While Jen deals with the usual downers of high school life, her stubborn and depressed mom invites a stoical drifter and distant family member, Ian (Tony Ward), to live on their property. For reasons unknown except perhaps to teenagers and overreaching filmmakers, Jen falls for the much older Ian, and their animal attraction (illustrated by lots of scenes with horses) takes a turn for the worse, resulting in a manhunt that has the pic traveling to parts unknown, and perhaps better left unexplored.
Rotger — a fashion and portrait photographer whose previous feature offered a similar blend of esoteric plotting and disturbing sexual relationships — relies too heavily on his own imagination to tell a story he then tries to ground in a kind of backwoods realism. If Jen is endearing as an adolescent yearning for adulthood, the near-mute Ian remains incomprehensible, and the fact that he becomes the film’s principal focus in the latter half ruins any chances of understanding what the director is attempting.
The helmer does extract a great performance from Leboeuf, whose expressive, elfin looks and smooth handling of English and French-language dialogues give Jen an authenticity that the other protags lack.

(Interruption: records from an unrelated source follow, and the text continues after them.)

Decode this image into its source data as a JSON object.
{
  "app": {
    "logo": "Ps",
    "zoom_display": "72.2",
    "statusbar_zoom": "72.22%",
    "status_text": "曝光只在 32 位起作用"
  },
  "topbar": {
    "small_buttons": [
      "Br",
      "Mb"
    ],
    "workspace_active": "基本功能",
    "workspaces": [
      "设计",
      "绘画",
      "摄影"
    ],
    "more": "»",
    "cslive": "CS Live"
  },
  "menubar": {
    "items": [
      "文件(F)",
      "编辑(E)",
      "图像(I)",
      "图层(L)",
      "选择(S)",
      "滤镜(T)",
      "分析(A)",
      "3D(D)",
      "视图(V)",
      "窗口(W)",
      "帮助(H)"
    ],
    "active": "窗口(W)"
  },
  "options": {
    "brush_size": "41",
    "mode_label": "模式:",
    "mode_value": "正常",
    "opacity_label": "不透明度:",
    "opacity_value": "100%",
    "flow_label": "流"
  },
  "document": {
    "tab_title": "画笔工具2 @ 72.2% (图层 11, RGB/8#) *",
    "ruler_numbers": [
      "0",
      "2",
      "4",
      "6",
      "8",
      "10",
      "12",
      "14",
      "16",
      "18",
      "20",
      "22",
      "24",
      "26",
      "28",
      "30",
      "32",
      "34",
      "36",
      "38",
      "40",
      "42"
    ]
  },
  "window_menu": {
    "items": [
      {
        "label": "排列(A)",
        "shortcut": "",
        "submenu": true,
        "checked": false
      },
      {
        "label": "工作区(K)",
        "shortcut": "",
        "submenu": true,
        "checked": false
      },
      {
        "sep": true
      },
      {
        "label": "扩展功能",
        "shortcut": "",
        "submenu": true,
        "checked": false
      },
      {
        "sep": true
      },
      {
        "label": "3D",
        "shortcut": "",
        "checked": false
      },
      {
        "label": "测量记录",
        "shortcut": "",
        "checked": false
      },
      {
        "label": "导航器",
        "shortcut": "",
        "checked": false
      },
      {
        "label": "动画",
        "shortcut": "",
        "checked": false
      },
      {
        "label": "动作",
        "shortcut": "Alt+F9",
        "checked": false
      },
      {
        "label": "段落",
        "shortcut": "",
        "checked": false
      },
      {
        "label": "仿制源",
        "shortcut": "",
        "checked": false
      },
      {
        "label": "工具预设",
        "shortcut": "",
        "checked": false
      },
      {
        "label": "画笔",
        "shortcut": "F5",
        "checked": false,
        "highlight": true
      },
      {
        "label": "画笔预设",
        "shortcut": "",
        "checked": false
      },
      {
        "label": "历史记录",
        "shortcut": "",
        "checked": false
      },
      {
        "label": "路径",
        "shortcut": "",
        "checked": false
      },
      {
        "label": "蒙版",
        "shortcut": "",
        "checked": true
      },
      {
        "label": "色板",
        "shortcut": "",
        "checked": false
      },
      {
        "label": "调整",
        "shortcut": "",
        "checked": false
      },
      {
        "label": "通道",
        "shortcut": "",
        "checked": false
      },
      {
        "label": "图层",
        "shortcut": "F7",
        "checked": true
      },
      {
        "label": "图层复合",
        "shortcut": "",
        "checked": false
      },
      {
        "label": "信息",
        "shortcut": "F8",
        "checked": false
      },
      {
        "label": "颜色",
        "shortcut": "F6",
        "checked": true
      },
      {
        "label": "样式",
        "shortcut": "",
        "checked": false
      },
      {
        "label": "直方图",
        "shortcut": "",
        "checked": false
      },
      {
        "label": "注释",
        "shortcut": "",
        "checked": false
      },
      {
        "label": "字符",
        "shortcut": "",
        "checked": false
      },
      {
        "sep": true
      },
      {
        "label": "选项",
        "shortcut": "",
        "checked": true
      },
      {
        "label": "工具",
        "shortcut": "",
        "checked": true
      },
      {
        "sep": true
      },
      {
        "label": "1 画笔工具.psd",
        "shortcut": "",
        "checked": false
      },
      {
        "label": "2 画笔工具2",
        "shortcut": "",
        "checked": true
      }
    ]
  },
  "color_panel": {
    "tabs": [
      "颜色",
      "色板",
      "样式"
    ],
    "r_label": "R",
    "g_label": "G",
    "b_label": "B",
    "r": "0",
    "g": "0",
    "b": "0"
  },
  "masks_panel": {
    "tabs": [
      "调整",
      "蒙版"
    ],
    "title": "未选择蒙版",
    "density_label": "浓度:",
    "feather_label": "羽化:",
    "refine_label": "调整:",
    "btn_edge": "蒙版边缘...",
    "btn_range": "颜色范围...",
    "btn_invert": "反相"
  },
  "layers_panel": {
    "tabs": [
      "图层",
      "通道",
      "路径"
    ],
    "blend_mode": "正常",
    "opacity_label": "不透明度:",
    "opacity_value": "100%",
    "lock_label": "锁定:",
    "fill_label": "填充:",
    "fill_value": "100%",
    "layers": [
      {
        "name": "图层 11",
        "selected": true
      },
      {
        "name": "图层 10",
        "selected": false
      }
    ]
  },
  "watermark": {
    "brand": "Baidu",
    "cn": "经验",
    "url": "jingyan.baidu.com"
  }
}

Hands (“Lady Chatterley”), who usually puts plenty into her roles, can’t seem to wrap herself around Sarah’s various tantrums, while Tony Ward’s Ian is physically unsettling but otherwise unanimated.
Quebec landscapes are aptly captured by d.p. George Lechaptois (“Twentynine Palms”); Valerie Massadian’s (“Eat, for This Is My Body”) production design makes the interiors look like places you’d never want to visit.